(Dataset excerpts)
== Segment start ==
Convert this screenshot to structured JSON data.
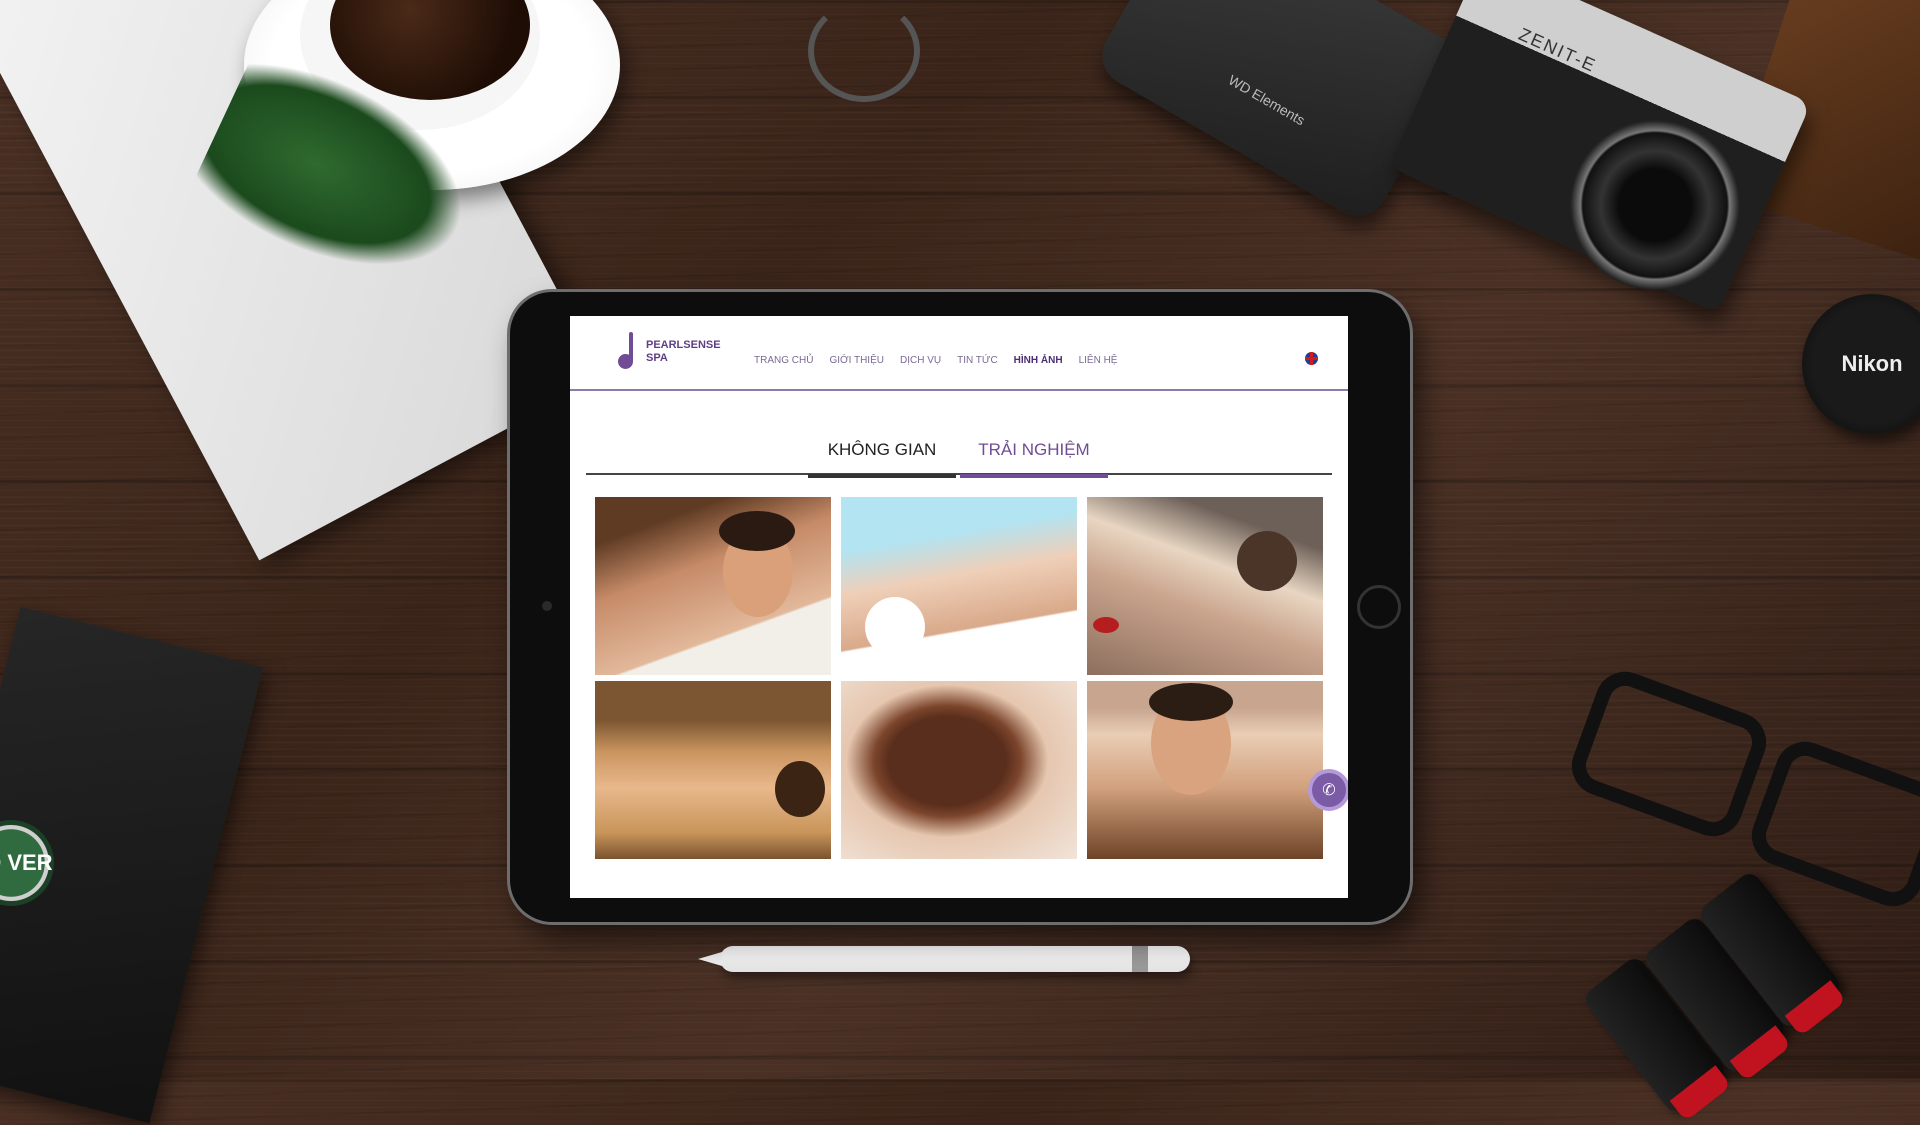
{
  "site": {
    "logo_line1": "PEARLSENSE",
    "logo_line2": "SPA"
  },
  "nav": {
    "items": [
      {
        "label": "TRANG CHỦ",
        "active": false
      },
      {
        "label": "GIỚI THIỆU",
        "active": false
      },
      {
        "label": "DỊCH VỤ",
        "active": false
      },
      {
        "label": "TIN TỨC",
        "active": false
      },
      {
        "label": "HÌNH ẢNH",
        "active": true
      },
      {
        "label": "LIÊN HỆ",
        "active": false
      }
    ],
    "language_icon": "uk-flag-icon"
  },
  "gallery": {
    "tabs": [
      {
        "label": "KHÔNG GIAN"
      },
      {
        "label": "TRẢI NGHIỆM"
      }
    ],
    "photos": [
      "man-back-massage-photo",
      "woman-facial-massage-photo",
      "hot-stone-massage-photo",
      "bamboo-massage-photo",
      "chocolate-body-wrap-photo",
      "man-face-massage-photo"
    ]
  },
  "props": {
    "hdd_label": "WD Elements",
    "camera_label": "ZENIT-E",
    "lens_cap_label": "Nikon",
    "badge_label": "ND\nVER"
  },
  "colors": {
    "brand_purple": "#6f4c95",
    "nav_text": "#7a6a94",
    "header_rule": "#8e7aa8"
  }
}
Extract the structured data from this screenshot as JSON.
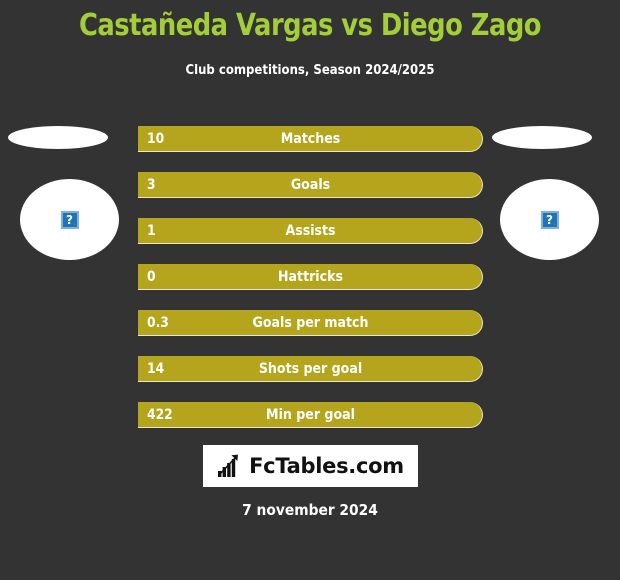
{
  "header": {
    "title": "Castañeda Vargas vs Diego Zago",
    "subtitle": "Club competitions, Season 2024/2025",
    "title_color": "#A4CE39",
    "subtitle_color": "#FFFFFF"
  },
  "background_color": "#333333",
  "bar_color": "#B5A51C",
  "players": {
    "left": {
      "name": "",
      "photo_placeholder": "broken-image-icon"
    },
    "right": {
      "name": "",
      "photo_placeholder": "broken-image-icon"
    }
  },
  "stats": [
    {
      "value": "10",
      "label": "Matches"
    },
    {
      "value": "3",
      "label": "Goals"
    },
    {
      "value": "1",
      "label": "Assists"
    },
    {
      "value": "0",
      "label": "Hattricks"
    },
    {
      "value": "0.3",
      "label": "Goals per match"
    },
    {
      "value": "14",
      "label": "Shots per goal"
    },
    {
      "value": "422",
      "label": "Min per goal"
    }
  ],
  "footer": {
    "logo_text": "FcTables.com",
    "logo_icon": "bar-chart-arrow-icon",
    "date": "7 november 2024"
  }
}
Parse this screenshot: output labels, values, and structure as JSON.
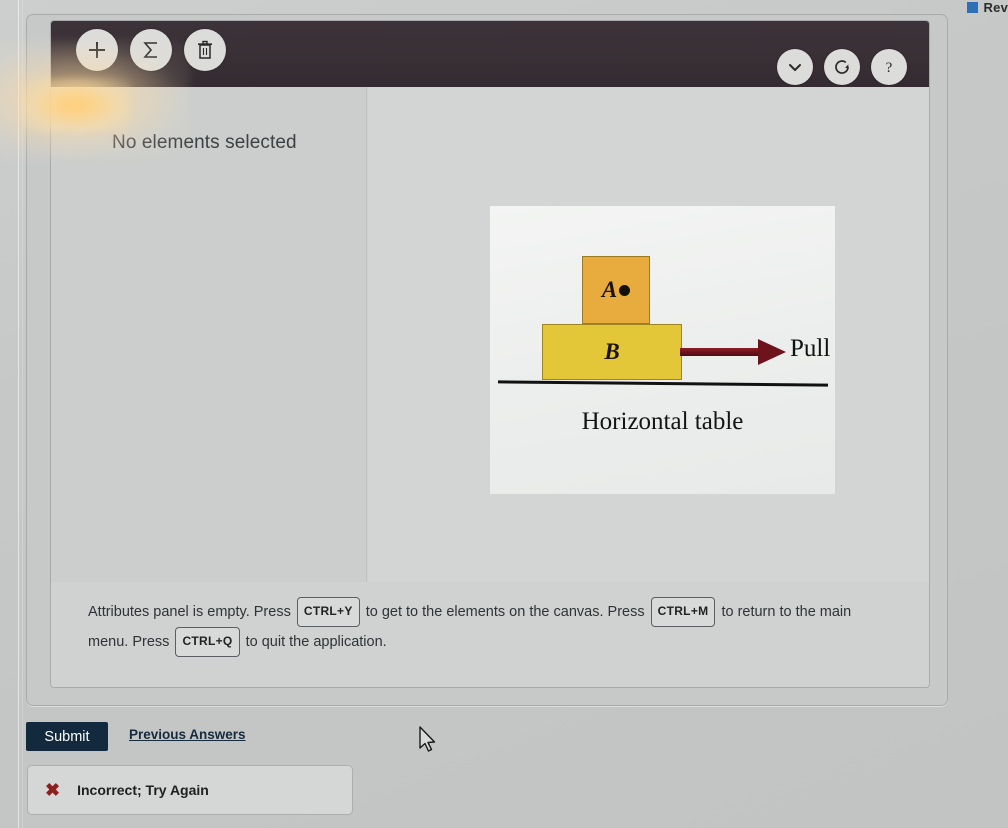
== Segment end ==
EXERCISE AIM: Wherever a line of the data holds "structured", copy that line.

COMPLETED EXERCISE:
Convert this screenshot to structured JSON data.
Extract the structured data from this screenshot as JSON.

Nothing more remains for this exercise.